Data records
= = = =

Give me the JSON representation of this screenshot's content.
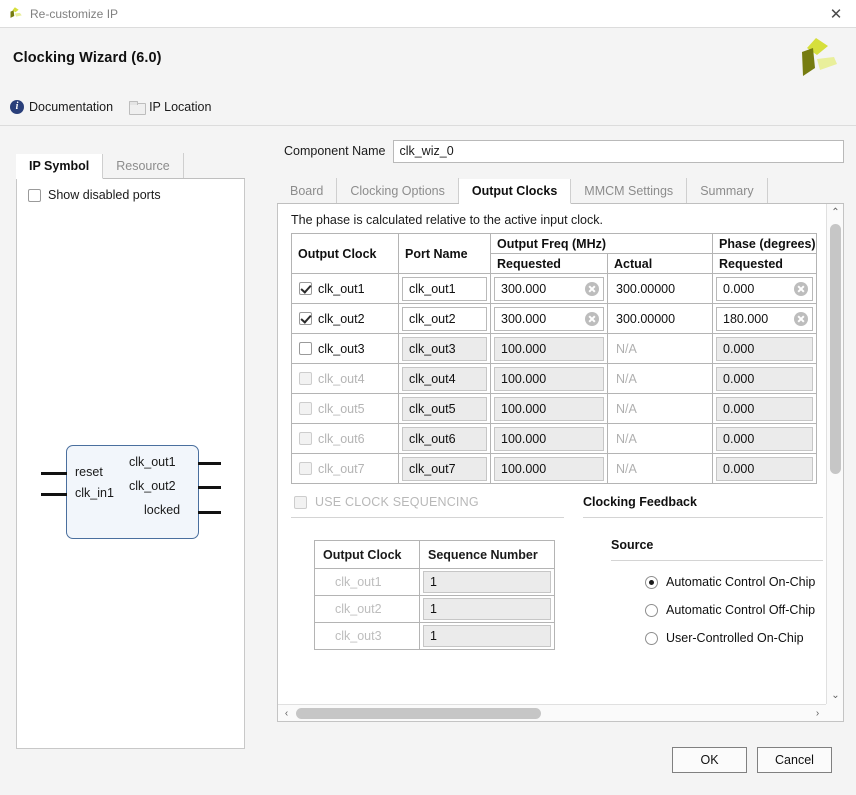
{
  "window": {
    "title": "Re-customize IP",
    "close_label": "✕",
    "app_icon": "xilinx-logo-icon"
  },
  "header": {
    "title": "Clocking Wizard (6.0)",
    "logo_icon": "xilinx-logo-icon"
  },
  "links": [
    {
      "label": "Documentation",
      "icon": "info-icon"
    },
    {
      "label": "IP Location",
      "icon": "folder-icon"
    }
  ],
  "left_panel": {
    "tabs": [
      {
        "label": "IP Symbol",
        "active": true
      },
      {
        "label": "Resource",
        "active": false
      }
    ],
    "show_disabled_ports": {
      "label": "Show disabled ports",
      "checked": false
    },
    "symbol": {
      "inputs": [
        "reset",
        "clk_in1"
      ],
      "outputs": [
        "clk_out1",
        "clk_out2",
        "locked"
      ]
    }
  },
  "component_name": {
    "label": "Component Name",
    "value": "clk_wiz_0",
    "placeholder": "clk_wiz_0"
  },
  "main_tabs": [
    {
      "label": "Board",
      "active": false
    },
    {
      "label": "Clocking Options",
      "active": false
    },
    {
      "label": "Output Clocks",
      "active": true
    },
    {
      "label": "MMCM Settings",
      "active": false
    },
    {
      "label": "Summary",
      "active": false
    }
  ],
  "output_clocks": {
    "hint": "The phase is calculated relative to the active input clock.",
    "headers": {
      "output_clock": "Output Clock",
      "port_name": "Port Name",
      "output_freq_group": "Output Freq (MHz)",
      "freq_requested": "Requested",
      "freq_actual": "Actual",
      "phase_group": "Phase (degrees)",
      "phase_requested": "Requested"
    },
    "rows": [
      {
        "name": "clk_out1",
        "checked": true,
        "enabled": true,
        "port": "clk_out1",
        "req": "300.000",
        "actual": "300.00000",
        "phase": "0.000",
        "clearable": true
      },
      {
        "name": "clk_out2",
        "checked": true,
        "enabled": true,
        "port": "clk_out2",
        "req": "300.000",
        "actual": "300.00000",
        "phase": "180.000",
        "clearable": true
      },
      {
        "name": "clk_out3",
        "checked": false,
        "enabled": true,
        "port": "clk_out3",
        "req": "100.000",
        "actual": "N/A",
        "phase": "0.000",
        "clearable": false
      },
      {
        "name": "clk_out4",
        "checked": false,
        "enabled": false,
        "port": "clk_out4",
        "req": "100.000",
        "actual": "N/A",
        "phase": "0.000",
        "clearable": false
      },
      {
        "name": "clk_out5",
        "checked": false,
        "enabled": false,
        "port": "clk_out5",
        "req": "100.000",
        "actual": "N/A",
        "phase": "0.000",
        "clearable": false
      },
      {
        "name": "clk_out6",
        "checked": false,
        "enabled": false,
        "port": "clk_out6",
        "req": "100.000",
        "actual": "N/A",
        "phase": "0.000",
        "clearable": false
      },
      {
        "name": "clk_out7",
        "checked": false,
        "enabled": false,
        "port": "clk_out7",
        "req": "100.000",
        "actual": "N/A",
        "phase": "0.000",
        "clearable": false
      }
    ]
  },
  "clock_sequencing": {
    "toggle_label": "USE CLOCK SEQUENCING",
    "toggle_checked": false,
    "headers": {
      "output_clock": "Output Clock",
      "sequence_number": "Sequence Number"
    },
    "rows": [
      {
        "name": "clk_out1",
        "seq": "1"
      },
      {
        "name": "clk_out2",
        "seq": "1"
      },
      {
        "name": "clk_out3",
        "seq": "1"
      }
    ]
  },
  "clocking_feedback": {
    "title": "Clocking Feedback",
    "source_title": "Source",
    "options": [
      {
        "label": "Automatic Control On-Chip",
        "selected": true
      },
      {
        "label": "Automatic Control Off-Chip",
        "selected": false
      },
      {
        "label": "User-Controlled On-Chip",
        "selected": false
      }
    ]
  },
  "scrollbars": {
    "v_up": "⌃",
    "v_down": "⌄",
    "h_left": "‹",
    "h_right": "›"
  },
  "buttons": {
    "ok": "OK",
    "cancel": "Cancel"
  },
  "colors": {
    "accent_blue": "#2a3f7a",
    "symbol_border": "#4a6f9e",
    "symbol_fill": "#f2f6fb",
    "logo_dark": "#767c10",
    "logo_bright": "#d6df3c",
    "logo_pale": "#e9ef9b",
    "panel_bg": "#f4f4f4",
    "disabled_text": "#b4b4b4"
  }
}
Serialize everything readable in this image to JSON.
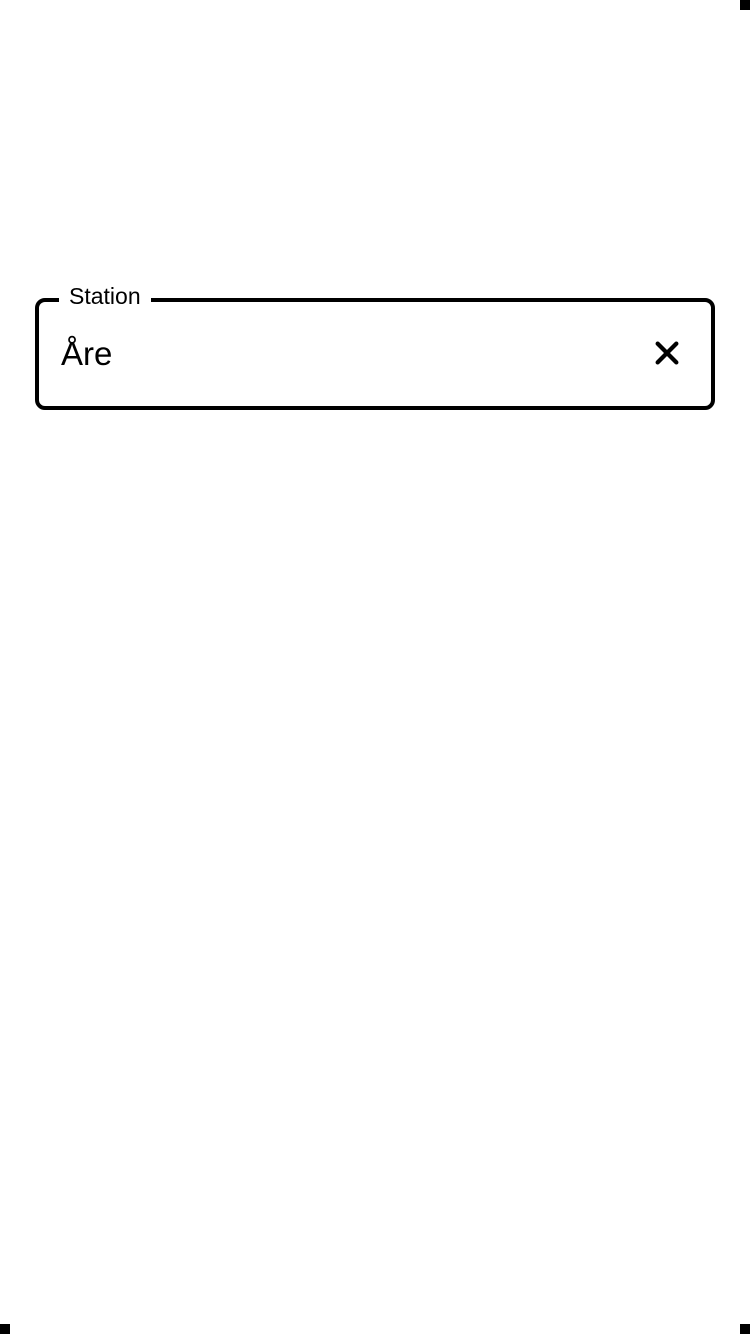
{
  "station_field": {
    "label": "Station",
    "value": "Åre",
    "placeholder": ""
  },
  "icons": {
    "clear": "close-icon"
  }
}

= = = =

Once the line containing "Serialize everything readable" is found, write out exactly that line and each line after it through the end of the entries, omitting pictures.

ANSWER TO THE PROBLEM:
Serialize everything readable in this image to JSON.
{
  "station_field": {
    "label": "Station",
    "value": "Åre",
    "placeholder": ""
  },
  "icons": {
    "clear": "close-icon"
  }
}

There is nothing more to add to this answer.